The government has unveiled a series of initiatives and proposals to keep apprentices working on public projects.
However, as placements for apprentices next year look likely to slide another 30-40%, there is a growing sense that the system needs a much more radical intervention if the trainees are to be retained.
The government spends about £175bn a year on construction work. So, if it is serious about the 14,000 target, one obvious move is to favour bids from firms that have taken on apprentices.
The Office of Government Commerce has published a guidance explaining how spending departments could include apprentices requirements in their tenders without falling foul of EU competition law.
Training experts have expressed hope that this move might encourage firms to take on apprentices, but there is no real confidence that either client or contractor will take it seriously enough to change their commercial behaviour; for one thing it is not mandatory.
The biggest problem remains convincing employers of the need to train – particularly when many are struggling to fill their order books.

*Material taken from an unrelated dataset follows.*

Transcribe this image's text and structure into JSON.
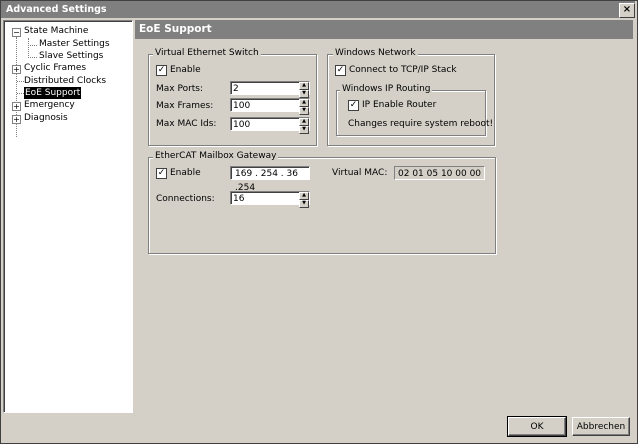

Apprenticeships lost in the past six months
Bench joinery 77
Carpentry and joinery 872
Painting and decorating 208
Read more on what the government is doing to help apprentices in Building's Apprenticeships: has the system collapsed?.